As long as they’re paid on time, student loans can bolster credit scores. They also add to the average age of your credit, which benefits your score.
And since student loans are installment debt, having them on your credit report shows that you can manage large amounts of debt over a period of time. Lenders like to see a mix of credit types in your report, too.
Paying Off Your Student Loans
Student loans are a necessity for many students, but it’s important to be mindful of how they impact your credit. Student loan payments are reported to the credit bureaus, and when you make them on time, your credit score can improve. Additionally, student loan debt can contribute to your overall account mix and average account age, which are both factors in your VantageScore® or FICO(r) credit scores.
If you’re able to, pay more than the minimum amount due each month. This will help lower the total interest you pay and will allow you to pay off your student loans much sooner. You can also consider consolidating your student loans or using a repayment strategy such as the debt avalanche method, which involves paying off the highest-interest rate loans first.
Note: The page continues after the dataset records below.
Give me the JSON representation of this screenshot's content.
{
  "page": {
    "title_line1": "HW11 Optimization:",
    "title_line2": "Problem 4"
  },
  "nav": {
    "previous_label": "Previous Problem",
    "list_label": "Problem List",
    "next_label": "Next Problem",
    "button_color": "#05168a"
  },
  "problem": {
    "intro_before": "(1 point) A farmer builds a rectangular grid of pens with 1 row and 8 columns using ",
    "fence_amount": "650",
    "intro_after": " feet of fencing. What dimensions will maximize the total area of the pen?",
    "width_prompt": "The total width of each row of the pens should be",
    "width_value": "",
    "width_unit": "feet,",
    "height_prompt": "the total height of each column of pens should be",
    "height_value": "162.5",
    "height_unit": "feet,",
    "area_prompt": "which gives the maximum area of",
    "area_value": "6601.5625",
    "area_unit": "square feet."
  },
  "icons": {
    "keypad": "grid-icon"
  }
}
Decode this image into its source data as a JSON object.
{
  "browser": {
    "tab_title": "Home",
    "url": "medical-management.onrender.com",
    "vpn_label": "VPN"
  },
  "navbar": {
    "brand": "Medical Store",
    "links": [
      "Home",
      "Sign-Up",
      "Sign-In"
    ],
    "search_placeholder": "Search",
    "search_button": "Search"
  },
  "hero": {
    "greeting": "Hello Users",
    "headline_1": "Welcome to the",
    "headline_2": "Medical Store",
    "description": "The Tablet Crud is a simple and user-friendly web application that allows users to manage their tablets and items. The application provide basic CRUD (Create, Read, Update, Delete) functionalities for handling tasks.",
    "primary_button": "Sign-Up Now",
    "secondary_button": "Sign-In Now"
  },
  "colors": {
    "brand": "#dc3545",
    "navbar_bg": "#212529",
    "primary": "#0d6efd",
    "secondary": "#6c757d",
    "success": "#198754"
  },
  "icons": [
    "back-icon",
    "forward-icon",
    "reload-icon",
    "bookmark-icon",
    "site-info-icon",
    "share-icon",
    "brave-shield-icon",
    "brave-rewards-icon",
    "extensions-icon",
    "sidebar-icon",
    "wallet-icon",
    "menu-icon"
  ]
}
Another option is to pay your student loans with a rewards credit card. This can offer a variety of benefits, including earning reward points that can be used to lower your balance or pay off the interest you’re accruing.
If you’re having trouble keeping up with your student loan payments, speak to your loan servicer right away. They may be able to provide options for you to manage your payments, such as deferment or forgiveness programs. However, you should never stop making payments or default on your student loans. Doing so can have serious consequences and will make it harder to qualify for future loans in the event of financial hardship. If you have a cosigner on your student loans, be aware that any missed or late payments will negatively affect both the borrower and the cosigner’s credit score. A default on a student loan can be reported to the credit bureaus for up to seven years.
Having a Student Loan
If you’re applying for a student loan, your credit score will play an important role in whether or not you get approved and under what terms. However, it’s not the only factor that lenders consider. You’ll also need to meet the lender’s minimum credit score requirements, which will vary from lender to lender.
Having a student loan can help improve your credit score if you make all your payments on time. This is because payment history accounts for about 35% of your credit score, according to Experian. In addition, having a student loan on your credit report can add to your average account age and diversify your credit mix, which can also help boost your score. However, if you miss your student loan payments, it can ding your credit score and may make it difficult for you to obtain future loans or other forms of credit.
The most common type of student loan is a Direct Subsidized Loan, which is based on financial need and is not subject to credit checks. However, if you’re interested in taking out private student loans, it will be much harder to qualify without a good credit score. In fact, most lenders have a minimum credit score requirement of around 649, and many require borrowers to have a cosigner who will be responsible for the debt in the event you are unable to pay your student loan on time.
Recruiting a parent to cosign a private student loan is an option for borrowers with bad credit. The lender will consider your parent’s credit history in addition to your own, which can boost your chances of getting a loan and potentially lower your interest rate. Keep in mind, though, that borrowing with a cosigner can be risky and may cause your credit score to take a hit. Generally, you should exhaust all federal student loan options before turning to private alternatives.